More than 10 million people around the world get sick every year with tuberculosis, and 40 percent of them fail to be diagnosed, treated or reported by health systems. Despite being curable, TB remains the leading cause of death from an infectious disease and the leading killer of people with HIV. An airborne disease, TB represents a global health security threat and remains most prevalent among the poor.
By any standard, the 5,000 people who die of TB every day is an unacceptable level of human suffering and economic burden. In September, heads of state have a unique opportunity to raise their game and decisively shift the trajectory of the disease with the United Nations General Assembly High-Level Meeting on TB.
But we need to get our act together now. India’s Prime Minister Narendra Modi will be guest of honor at this week’s Delhi TB Summit in India, where WHO and Stop TB Partnership will launch a joint initiative aimed at finding 4 million missing people with TB. The initiative will be built on a Global Fund program with Stop TB, WHO and partners, which will contribute to finding an additional 1.5 million people with TB in 13 countries by 2020. We hope such efforts will ignite concrete political leadership and action on the ground to end TB.
India has about 27 percent of the estimated global cases of TB, as well as a quarter of drug-resistant TB patients. Prime Minister Modi is showing extraordinary leadership and political commitment by calling for India to end tuberculosis by 2025, five years ahead of the global target. Moreover, the government of India has almost doubled the budget for tuberculosis in the financial year 2017-2018, and has allocated an additional US$100 million for 2018-2019 to alleviate the financial burden on TB patients during the course of their treatment. We want to see this kind of leadership replicated in all 30 high-burden countries.

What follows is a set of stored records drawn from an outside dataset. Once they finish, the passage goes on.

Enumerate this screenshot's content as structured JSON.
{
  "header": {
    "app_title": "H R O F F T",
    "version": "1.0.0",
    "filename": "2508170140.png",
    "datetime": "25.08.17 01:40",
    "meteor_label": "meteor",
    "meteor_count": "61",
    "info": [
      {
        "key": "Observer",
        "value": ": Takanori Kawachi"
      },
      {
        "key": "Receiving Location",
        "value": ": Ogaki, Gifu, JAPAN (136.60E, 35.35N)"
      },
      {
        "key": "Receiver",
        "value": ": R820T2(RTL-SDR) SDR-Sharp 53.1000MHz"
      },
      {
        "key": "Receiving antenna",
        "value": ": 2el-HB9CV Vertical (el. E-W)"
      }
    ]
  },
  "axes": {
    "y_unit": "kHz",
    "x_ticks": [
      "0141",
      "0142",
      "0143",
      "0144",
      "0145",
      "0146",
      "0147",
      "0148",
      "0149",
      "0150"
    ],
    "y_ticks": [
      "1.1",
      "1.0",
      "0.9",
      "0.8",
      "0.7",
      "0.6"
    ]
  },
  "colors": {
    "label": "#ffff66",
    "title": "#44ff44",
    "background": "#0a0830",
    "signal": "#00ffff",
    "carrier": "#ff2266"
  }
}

There are clear economic reasons for protecting India and the world from infectious disease. A 2017 report by the Global TB Caucus examining how the global economy would be affected if the TB crises continues unabated estimated that deaths from TB will cost the global economy close to US$1 trillion over the next 15 years.
As the main cause of death from antimicrobial resistance, TB also poses a threat to global health security. About a third of AMR-related deaths are caused by drug-resistant TB. If we want to confront the growing threat of antimicrobial resistance we have to tackle the TB challenge as a priority. In our interconnected world, drug-resistant TB represents a potentially catastrophic risk to global health security. Global health stakeholders must get better at making the economic and security case, so these priorities and tradeoffs are present on a finance minister’s desk when he or she makes budget allocation decisions.
For quite some time, the TB community has rightly complained that the disease does not get the attention it warrants, despite the fact that it kills more people than other infectious diseases that regularly make headlines.
The UN High-Level Meeting on TB is a historic opportunity to ensure TB gets on the agenda of the heads of states and governments, and that we get different sectors engaged and accelerate our efforts to put the world on course to ending TB. We should start by changing the status quo to move toward a comprehensive standard of care for TB. We must also seek new sources of financing; more efficient case finding, diagnosis and treatment; put people with TB at the center of the response; help countries move toward universal health systems; increase research for TB and ensure that human rights and equity are protected.
As India’s Prime Minister Modi recently said: “We cannot allow such human tragedies for a disease that is treatable and for which drugs and diagnostics are available in the public health care system.” We must take advantage of this opportunity to deliver results, because we might not have the same chance again in the foreseeable future.